Entries supplied:

_ _ _ _

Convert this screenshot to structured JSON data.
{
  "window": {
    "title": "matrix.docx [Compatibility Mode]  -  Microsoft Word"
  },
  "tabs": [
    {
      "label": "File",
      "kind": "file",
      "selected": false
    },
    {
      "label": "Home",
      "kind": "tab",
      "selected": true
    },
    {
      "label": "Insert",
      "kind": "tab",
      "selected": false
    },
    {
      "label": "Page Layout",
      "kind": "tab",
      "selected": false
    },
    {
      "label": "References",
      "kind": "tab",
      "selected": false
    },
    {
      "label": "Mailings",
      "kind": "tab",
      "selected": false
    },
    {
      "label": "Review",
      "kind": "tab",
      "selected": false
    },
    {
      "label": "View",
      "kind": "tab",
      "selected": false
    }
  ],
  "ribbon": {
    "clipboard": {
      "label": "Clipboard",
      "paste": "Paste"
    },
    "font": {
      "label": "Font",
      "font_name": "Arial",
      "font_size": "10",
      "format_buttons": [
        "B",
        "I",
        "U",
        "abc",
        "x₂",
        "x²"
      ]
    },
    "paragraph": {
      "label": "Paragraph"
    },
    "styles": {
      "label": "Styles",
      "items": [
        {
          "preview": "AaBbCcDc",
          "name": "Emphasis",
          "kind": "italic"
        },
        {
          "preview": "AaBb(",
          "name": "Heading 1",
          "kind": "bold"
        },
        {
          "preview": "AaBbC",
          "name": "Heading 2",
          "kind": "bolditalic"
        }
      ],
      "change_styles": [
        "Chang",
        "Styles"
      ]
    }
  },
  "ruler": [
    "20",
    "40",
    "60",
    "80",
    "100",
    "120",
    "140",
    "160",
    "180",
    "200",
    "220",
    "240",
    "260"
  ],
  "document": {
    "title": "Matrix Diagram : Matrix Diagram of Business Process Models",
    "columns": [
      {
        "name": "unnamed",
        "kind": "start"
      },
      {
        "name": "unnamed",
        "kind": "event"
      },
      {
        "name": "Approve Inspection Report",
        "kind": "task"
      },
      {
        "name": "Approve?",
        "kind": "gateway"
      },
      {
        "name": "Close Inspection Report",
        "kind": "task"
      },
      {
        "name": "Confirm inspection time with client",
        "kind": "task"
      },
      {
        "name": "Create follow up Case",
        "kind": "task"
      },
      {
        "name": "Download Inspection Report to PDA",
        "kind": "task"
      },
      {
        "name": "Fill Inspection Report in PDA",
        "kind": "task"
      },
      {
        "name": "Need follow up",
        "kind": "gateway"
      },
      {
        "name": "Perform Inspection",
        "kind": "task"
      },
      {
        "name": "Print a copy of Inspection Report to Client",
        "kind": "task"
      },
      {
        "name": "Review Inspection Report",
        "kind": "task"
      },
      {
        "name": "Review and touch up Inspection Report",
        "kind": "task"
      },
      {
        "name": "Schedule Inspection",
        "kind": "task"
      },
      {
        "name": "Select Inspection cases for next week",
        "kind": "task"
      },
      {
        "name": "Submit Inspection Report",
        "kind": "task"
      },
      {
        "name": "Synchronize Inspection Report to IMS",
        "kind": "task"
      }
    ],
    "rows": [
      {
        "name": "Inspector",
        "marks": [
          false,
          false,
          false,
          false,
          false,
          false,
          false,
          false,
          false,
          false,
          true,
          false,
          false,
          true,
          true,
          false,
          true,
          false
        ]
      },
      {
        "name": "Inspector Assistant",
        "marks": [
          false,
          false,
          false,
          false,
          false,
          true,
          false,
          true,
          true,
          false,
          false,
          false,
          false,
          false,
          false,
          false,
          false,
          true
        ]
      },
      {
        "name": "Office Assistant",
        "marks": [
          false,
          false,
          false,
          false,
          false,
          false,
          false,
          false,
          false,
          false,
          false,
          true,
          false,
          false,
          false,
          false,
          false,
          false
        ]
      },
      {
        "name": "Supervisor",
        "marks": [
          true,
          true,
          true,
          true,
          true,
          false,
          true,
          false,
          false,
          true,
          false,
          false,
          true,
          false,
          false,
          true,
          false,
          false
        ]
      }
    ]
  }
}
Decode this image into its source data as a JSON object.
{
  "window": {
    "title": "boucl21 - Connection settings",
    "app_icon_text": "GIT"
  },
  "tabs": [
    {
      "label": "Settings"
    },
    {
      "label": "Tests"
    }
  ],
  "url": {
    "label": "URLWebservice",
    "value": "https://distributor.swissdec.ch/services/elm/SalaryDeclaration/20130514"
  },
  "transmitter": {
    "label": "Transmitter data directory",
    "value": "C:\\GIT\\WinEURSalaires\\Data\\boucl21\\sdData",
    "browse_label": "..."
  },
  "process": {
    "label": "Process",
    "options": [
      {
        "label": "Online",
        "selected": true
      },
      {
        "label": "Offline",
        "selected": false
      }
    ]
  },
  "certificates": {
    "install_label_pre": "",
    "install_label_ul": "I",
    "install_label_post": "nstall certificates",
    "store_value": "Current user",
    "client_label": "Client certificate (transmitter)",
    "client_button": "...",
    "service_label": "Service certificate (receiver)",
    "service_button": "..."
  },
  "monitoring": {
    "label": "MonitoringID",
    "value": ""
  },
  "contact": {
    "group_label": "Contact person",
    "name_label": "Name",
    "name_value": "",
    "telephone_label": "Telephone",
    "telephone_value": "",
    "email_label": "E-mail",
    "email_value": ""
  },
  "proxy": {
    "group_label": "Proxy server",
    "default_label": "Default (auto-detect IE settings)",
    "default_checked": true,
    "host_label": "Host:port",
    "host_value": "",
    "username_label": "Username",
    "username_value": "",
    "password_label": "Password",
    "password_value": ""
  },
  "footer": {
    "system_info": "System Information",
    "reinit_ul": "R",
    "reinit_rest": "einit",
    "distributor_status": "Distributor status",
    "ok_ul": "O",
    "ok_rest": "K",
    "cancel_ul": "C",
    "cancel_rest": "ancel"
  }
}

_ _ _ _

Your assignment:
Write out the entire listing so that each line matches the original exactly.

Worked solution:
Convert this screenshot to structured JSON data.
{
  "window": {
    "title": "matrix.docx [Compatibility Mode]  -  Microsoft Word"
  },
  "tabs": [
    {
      "label": "File",
      "kind": "file",
      "selected": false
    },
    {
      "label": "Home",
      "kind": "tab",
      "selected": true
    },
    {
      "label": "Insert",
      "kind": "tab",
      "selected": false
    },
    {
      "label": "Page Layout",
      "kind": "tab",
      "selected": false
    },
    {
      "label": "References",
      "kind": "tab",
      "selected": false
    },
    {
      "label": "Mailings",
      "kind": "tab",
      "selected": false
    },
    {
      "label": "Review",
      "kind": "tab",
      "selected": false
    },
    {
      "label": "View",
      "kind": "tab",
      "selected": false
    }
  ],
  "ribbon": {
    "clipboard": {
      "label": "Clipboard",
      "paste": "Paste"
    },
    "font": {
      "label": "Font",
      "font_name": "Arial",
      "font_size": "10",
      "format_buttons": [
        "B",
        "I",
        "U",
        "abc",
        "x₂",
        "x²"
      ]
    },
    "paragraph": {
      "label": "Paragraph"
    },
    "styles": {
      "label": "Styles",
      "items": [
        {
          "preview": "AaBbCcDc",
          "name": "Emphasis",
          "kind": "italic"
        },
        {
          "preview": "AaBb(",
          "name": "Heading 1",
          "kind": "bold"
        },
        {
          "preview": "AaBbC",
          "name": "Heading 2",
          "kind": "bolditalic"
        }
      ],
      "change_styles": [
        "Chang",
        "Styles"
      ]
    }
  },
  "ruler": [
    "20",
    "40",
    "60",
    "80",
    "100",
    "120",
    "140",
    "160",
    "180",
    "200",
    "220",
    "240",
    "260"
  ],
  "document": {
    "title": "Matrix Diagram : Matrix Diagram of Business Process Models",
    "columns": [
      {
        "name": "unnamed",
        "kind": "start"
      },
      {
        "name": "unnamed",
        "kind": "event"
      },
      {
        "name": "Approve Inspection Report",
        "kind": "task"
      },
      {
        "name": "Approve?",
        "kind": "gateway"
      },
      {
        "name": "Close Inspection Report",
        "kind": "task"
      },
      {
        "name": "Confirm inspection time with client",
        "kind": "task"
      },
      {
        "name": "Create follow up Case",
        "kind": "task"
      },
      {
        "name": "Download Inspection Report to PDA",
        "kind": "task"
      },
      {
        "name": "Fill Inspection Report in PDA",
        "kind": "task"
      },
      {
        "name": "Need follow up",
        "kind": "gateway"
      },
      {
        "name": "Perform Inspection",
        "kind": "task"
      },
      {
        "name": "Print a copy of Inspection Report to Client",
        "kind": "task"
      },
      {
        "name": "Review Inspection Report",
        "kind": "task"
      },
      {
        "name": "Review and touch up Inspection Report",
        "kind": "task"
      },
      {
        "name": "Schedule Inspection",
        "kind": "task"
      },
      {
        "name": "Select Inspection cases for next week",
        "kind": "task"
      },
      {
        "name": "Submit Inspection Report",
        "kind": "task"
      },
      {
        "name": "Synchronize Inspection Report to IMS",
        "kind": "task"
      }
    ],
    "rows": [
      {
        "name": "Inspector",
        "marks": [
          false,
          false,
          false,
          false,
          false,
          false,
          false,
          false,
          false,
          false,
          true,
          false,
          false,
          true,
          true,
          false,
          true,
          false
        ]
      },
      {
        "name": "Inspector Assistant",
        "marks": [
          false,
          false,
          false,
          false,
          false,
          true,
          false,
          true,
          true,
          false,
          false,
          false,
          false,
          false,
          false,
          false,
          false,
          true
        ]
      },
      {
        "name": "Office Assistant",
        "marks": [
          false,
          false,
          false,
          false,
          false,
          false,
          false,
          false,
          false,
          false,
          false,
          true,
          false,
          false,
          false,
          false,
          false,
          false
        ]
      },
      {
        "name": "Supervisor",
        "marks": [
          true,
          true,
          true,
          true,
          true,
          false,
          true,
          false,
          false,
          true,
          false,
          false,
          true,
          false,
          false,
          true,
          false,
          false
        ]
      }
    ]
  }
}
Decode this image into its source data as a JSON object.
{
  "window": {
    "title": "boucl21 - Connection settings",
    "app_icon_text": "GIT"
  },
  "tabs": [
    {
      "label": "Settings"
    },
    {
      "label": "Tests"
    }
  ],
  "url": {
    "label": "URLWebservice",
    "value": "https://distributor.swissdec.ch/services/elm/SalaryDeclaration/20130514"
  },
  "transmitter": {
    "label": "Transmitter data directory",
    "value": "C:\\GIT\\WinEURSalaires\\Data\\boucl21\\sdData",
    "browse_label": "..."
  },
  "process": {
    "label": "Process",
    "options": [
      {
        "label": "Online",
        "selected": true
      },
      {
        "label": "Offline",
        "selected": false
      }
    ]
  },
  "certificates": {
    "install_label_pre": "",
    "install_label_ul": "I",
    "install_label_post": "nstall certificates",
    "store_value": "Current user",
    "client_label": "Client certificate (transmitter)",
    "client_button": "...",
    "service_label": "Service certificate (receiver)",
    "service_button": "..."
  },
  "monitoring": {
    "label": "MonitoringID",
    "value": ""
  },
  "contact": {
    "group_label": "Contact person",
    "name_label": "Name",
    "name_value": "",
    "telephone_label": "Telephone",
    "telephone_value": "",
    "email_label": "E-mail",
    "email_value": ""
  },
  "proxy": {
    "group_label": "Proxy server",
    "default_label": "Default (auto-detect IE settings)",
    "default_checked": true,
    "host_label": "Host:port",
    "host_value": "",
    "username_label": "Username",
    "username_value": "",
    "password_label": "Password",
    "password_value": ""
  },
  "footer": {
    "system_info": "System Information",
    "reinit_ul": "R",
    "reinit_rest": "einit",
    "distributor_status": "Distributor status",
    "ok_ul": "O",
    "ok_rest": "K",
    "cancel_ul": "C",
    "cancel_rest": "ancel"
  }
}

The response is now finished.